If you’ve been following along, this means, in essence, the 2017 and 2016 BBCOR Z-Core hybrid bats are remarkably similar.

Overall Ratings

The overall rating uses seven different weighted metrics to determine our overall score. Half of total rating comes from the player and our exit speed tests (Player Rating: 25%, Performance: 25%).The other categories are Relevance (20%), Demand (10%), Durability (10%), Resell Score (5%), and Tech Specs (5%).

*: When a bat is denoted by a star (*) it is a preliminary rating. Expect it to be updated as we learn more about the bat and gather more data.

(PlaRa) Player Rating: We measure player rating from user reviews. Those users include our own hitters that we test at the lab as well as reviews we find online.

(ExVe) Performance: Performance measures the exit speeds and distances we capture in our hitting lab with HitTrax using these bats.

(Relv) Relevance: We measure the number of sizes and the MOI of the bat. Bats with a wider range of options get a better score.

(Dmnd) Demand: Demand is measured by consumer sentiment and the buzz around the bat.

(Drb) Durability: A bat’s durability is measured by user reviews as well as feedback from manufacturers.

(ReSl) Resell Score: Based on the price the bats go for used. Higher prices mean greater user demand which means, generally, a better bat. A resell value closer to its original price means a higher score.

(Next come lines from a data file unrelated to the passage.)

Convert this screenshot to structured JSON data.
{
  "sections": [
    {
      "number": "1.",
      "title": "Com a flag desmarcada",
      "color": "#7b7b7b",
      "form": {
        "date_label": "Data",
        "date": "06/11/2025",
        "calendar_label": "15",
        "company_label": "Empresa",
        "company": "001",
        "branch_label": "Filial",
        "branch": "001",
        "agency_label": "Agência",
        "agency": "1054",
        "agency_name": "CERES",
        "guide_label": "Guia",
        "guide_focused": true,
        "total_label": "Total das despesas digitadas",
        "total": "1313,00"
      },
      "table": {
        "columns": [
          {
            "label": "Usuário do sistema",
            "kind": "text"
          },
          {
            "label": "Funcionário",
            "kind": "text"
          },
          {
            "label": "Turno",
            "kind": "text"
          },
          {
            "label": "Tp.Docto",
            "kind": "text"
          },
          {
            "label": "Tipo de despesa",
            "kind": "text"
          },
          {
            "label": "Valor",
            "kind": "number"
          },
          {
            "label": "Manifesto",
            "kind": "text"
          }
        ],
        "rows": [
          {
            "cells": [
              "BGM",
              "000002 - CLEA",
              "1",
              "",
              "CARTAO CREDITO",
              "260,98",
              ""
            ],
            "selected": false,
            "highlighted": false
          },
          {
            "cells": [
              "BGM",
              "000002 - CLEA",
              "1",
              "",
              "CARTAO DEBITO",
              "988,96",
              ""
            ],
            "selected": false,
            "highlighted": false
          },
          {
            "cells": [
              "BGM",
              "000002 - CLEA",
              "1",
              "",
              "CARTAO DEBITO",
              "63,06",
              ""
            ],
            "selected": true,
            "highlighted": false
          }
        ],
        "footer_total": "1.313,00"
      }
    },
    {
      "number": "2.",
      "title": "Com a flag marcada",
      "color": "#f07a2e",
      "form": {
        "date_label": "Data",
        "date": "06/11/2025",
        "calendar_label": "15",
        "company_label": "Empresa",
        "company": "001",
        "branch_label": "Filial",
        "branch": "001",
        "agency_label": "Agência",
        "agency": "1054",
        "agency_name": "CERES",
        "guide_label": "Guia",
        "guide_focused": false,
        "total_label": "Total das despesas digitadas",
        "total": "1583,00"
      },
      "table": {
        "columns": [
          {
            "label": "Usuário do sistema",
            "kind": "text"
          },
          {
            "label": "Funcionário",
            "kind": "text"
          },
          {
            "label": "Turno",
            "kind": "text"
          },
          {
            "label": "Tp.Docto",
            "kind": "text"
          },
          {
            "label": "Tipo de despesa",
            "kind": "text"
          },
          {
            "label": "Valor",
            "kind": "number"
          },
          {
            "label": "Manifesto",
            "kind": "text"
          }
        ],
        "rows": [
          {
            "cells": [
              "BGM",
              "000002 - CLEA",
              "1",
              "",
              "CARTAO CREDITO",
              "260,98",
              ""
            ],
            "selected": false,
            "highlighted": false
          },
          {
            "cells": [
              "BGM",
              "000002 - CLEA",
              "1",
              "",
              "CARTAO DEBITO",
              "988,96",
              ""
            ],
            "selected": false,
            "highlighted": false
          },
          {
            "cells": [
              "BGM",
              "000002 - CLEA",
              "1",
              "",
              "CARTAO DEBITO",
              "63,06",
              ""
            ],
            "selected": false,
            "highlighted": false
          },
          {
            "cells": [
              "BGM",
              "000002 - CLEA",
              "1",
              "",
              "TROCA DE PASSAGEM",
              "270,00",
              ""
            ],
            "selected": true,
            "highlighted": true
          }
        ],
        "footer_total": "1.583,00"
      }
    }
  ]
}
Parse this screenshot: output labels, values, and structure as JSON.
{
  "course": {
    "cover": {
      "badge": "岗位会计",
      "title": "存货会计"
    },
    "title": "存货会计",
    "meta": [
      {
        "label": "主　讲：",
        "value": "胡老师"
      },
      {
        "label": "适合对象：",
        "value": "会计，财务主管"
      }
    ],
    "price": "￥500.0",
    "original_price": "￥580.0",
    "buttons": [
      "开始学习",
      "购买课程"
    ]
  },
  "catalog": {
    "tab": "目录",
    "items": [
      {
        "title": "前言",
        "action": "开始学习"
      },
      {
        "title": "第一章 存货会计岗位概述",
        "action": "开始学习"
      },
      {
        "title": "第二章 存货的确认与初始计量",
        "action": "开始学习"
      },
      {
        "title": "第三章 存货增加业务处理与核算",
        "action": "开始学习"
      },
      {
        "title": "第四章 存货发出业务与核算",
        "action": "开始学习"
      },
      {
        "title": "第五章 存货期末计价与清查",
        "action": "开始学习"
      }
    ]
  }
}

(Tech) Tech Specs: We rate the bat on its technological advancements from previous years and compared to the industry at large. This is our chance to reward companies who are trying to innovate.
MOI or Mass Moment of Inertia is a measurement of bat swing weight. This quantifies how difficult it is to swing a bat. The industry often refers to this as things like End Load or Balanced but those words have been overused to the point of meaninglessness. We measure the actual swing weights of each bat we test using the industry-standard pendulum period, balance point, and scale weight. You can read more about that here.
The price is the original MSRP price of the bat.
The types of bats are single-piece alloy (SPA), two-piece composite (TPC), single-piece composite (SPC), hybrid (Hyb.), and wood (Wood). Hybrid bats are made of composite handles and alloy barrles.
The estimated date the bat began distribution.

Download our data.